┌─ Materials provided

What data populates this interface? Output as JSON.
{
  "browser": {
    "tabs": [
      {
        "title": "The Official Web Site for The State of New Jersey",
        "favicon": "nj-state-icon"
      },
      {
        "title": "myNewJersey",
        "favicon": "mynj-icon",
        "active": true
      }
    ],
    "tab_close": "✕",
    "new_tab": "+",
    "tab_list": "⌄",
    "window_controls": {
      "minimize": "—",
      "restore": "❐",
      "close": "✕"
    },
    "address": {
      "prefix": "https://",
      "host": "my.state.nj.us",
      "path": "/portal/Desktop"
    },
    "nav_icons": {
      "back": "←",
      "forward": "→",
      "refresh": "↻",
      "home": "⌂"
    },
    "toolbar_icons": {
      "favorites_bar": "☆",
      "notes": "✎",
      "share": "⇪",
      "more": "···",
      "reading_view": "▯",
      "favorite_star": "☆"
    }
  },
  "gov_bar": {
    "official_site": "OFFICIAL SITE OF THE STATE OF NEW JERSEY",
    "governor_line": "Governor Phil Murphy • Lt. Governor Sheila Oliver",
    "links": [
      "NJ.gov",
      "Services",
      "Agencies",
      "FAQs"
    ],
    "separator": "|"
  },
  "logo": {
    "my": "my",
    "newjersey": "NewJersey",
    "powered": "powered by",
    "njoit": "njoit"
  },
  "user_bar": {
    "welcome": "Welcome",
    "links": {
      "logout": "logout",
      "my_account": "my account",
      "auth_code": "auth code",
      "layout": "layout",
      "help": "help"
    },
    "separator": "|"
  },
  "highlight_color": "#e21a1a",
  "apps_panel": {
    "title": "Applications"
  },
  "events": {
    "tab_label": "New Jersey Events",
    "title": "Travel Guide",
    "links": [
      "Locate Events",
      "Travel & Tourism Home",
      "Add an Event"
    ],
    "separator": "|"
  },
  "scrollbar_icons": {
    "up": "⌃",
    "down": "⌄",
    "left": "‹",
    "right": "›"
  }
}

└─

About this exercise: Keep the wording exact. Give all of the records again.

Solved problem:
What data populates this interface? Output as JSON.
{
  "browser": {
    "tabs": [
      {
        "title": "The Official Web Site for The State of New Jersey",
        "favicon": "nj-state-icon"
      },
      {
        "title": "myNewJersey",
        "favicon": "mynj-icon",
        "active": true
      }
    ],
    "tab_close": "✕",
    "new_tab": "+",
    "tab_list": "⌄",
    "window_controls": {
      "minimize": "—",
      "restore": "❐",
      "close": "✕"
    },
    "address": {
      "prefix": "https://",
      "host": "my.state.nj.us",
      "path": "/portal/Desktop"
    },
    "nav_icons": {
      "back": "←",
      "forward": "→",
      "refresh": "↻",
      "home": "⌂"
    },
    "toolbar_icons": {
      "favorites_bar": "☆",
      "notes": "✎",
      "share": "⇪",
      "more": "···",
      "reading_view": "▯",
      "favorite_star": "☆"
    }
  },
  "gov_bar": {
    "official_site": "OFFICIAL SITE OF THE STATE OF NEW JERSEY",
    "governor_line": "Governor Phil Murphy • Lt. Governor Sheila Oliver",
    "links": [
      "NJ.gov",
      "Services",
      "Agencies",
      "FAQs"
    ],
    "separator": "|"
  },
  "logo": {
    "my": "my",
    "newjersey": "NewJersey",
    "powered": "powered by",
    "njoit": "njoit"
  },
  "user_bar": {
    "welcome": "Welcome",
    "links": {
      "logout": "logout",
      "my_account": "my account",
      "auth_code": "auth code",
      "layout": "layout",
      "help": "help"
    },
    "separator": "|"
  },
  "highlight_color": "#e21a1a",
  "apps_panel": {
    "title": "Applications"
  },
  "events": {
    "tab_label": "New Jersey Events",
    "title": "Travel Guide",
    "links": [
      "Locate Events",
      "Travel & Tourism Home",
      "Add an Event"
    ],
    "separator": "|"
  },
  "scrollbar_icons": {
    "up": "⌃",
    "down": "⌄",
    "left": "‹",
    "right": "›"
  }
}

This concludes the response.